If you need additional information - like how many doctors who specialize in allergies and are the head of their practice with four or more employees can be found in Pennsylvania - call any of these catalog houses and ask them to run a count. You’ll be able to get that information in about ten minutes. Hugo Dunhill: 800/223-6454, American Business Lists: 800/555-5335, Best Mailing Lists: 800/692- 2378, CompilersPlus: 800/431-2914, and Edith Roman: 800/223-2194 to name just a few. More phone numbers can be found in my books Uncommon Marketing Techniques and How To Market A Product For Under $500!
Several companies now offer lists of every business or every person in the U.S. on CD-ROM. These products allow you to create your own list criteria and generate your own precisely targeted mailing lists. Some of the better programs make it easy and fast to use their CD-ROM products. Mailing list CDs are available from InfoUSA: 800/321-0869, and Global Business International: 407/568-5037 to name but two.
One of the best resources for lists is the Internet. There’s no getting around it now, the Internet is here to stay — you might as well get on and get used to it. It’s a great - probably the best - research tool available for almost anything, if you can filter out the crap from the good stuff. But… isn’t that the way with all research tools: you gotta figure out which is the good stuff that you can use, and which is the bad stuff that you’ve just spent the last two hours looking over and have now figured out is pretty worthless.
You’d be surprised how many of your competitors will sell your their customers’ names. If not competitors, how about asking other businesses who serve your market if you can purchase their mailing lists.
Of course, the best list of all - bar none - is your own house list of current and past customers. These are the folks that know you and trust you; they’ve experienced that great customer service you offer and are now willing to buy something else from you if you would only let them know it’s available.
Spend some extra time in this most important area - list research: tighten your list criteria, do your homework, spend time in research, and find the best lists you can possibly find. Then test several. It’s worth the extra time and money to target your audience with precision and increase the chance you’ll come up a winner at the post office. There is no single more important factor in creating a greater response to a mailing than mailing to the best possible list. Whatever you do, don’t settle for a mediocre list unless you want mediocre results.
About the Author

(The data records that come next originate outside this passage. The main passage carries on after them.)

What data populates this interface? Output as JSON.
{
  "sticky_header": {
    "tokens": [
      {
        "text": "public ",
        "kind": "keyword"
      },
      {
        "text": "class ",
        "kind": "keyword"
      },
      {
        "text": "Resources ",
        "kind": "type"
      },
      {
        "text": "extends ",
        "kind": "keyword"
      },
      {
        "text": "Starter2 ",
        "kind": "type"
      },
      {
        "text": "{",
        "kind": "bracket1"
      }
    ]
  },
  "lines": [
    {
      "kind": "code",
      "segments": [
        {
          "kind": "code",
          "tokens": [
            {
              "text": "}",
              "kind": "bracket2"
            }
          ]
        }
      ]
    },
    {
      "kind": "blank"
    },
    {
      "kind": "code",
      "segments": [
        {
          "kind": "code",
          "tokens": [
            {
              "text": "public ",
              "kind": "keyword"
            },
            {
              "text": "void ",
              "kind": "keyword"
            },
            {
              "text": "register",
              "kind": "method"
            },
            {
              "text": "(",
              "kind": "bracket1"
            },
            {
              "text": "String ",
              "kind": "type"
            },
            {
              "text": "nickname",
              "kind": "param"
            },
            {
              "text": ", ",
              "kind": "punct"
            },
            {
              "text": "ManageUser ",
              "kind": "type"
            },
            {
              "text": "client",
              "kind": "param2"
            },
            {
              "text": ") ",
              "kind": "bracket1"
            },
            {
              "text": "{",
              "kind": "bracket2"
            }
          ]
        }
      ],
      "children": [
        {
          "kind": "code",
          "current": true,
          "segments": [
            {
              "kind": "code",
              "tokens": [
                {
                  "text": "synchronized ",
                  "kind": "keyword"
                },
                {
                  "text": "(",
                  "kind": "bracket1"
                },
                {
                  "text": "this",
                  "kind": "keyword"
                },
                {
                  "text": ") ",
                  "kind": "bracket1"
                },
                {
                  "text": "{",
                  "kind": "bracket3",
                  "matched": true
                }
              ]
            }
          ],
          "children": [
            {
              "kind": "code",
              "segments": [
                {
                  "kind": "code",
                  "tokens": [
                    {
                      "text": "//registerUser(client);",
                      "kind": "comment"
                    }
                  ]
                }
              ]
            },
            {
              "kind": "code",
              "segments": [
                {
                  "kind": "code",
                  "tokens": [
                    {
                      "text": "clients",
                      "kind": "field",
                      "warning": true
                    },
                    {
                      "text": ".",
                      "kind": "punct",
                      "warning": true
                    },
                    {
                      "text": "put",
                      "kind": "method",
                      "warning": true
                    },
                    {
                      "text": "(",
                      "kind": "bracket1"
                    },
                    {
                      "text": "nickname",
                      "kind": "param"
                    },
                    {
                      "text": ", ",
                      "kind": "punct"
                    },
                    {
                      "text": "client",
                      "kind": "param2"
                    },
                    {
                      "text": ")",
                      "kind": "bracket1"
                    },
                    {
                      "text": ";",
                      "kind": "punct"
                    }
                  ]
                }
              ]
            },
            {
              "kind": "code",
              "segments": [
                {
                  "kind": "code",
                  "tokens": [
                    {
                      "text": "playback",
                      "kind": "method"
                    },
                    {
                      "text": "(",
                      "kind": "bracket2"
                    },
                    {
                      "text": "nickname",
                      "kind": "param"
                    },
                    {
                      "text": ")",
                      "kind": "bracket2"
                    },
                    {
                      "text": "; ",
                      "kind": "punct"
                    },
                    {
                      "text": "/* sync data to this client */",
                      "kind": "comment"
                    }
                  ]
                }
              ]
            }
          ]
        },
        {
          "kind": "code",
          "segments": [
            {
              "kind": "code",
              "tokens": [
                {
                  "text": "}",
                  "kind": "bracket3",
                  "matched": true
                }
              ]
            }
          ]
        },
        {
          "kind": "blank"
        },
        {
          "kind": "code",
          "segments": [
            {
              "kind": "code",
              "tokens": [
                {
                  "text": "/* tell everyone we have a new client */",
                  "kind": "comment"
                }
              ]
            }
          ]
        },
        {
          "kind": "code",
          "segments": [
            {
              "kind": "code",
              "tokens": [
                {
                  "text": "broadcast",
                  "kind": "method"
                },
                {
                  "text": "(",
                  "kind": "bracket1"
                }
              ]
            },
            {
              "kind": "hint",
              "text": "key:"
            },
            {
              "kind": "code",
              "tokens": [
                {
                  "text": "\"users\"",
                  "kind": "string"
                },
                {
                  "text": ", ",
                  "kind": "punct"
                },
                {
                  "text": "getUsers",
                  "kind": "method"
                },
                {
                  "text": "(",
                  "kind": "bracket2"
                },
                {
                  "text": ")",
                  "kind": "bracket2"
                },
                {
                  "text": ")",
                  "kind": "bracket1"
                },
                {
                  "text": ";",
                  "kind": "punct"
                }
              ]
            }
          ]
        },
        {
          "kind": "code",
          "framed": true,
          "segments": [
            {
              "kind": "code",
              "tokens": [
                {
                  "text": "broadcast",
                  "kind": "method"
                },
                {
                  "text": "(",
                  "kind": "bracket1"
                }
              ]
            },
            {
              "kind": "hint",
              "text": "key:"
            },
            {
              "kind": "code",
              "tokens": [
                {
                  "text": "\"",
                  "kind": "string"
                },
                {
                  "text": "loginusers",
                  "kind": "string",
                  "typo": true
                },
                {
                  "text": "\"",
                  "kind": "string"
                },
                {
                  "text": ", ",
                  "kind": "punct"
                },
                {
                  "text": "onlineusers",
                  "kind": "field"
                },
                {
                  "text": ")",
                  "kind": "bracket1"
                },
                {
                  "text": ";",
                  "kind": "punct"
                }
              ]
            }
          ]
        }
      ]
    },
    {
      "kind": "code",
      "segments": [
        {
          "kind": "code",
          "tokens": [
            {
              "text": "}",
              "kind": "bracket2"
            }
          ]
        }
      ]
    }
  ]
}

Jeffrey Dobkin, author of the incredible 400-page marketing manual How To Market a Product for Under $500. To place an order, or to speak with Mr. Dobkin call 610/642-1000. Fax 610/642-6832. From The Danielle Adams Publishing Company, Box 100, Merion Station, PA 19066. Or visit him at (www.dobkin.com). Satisfaction Guaranteed.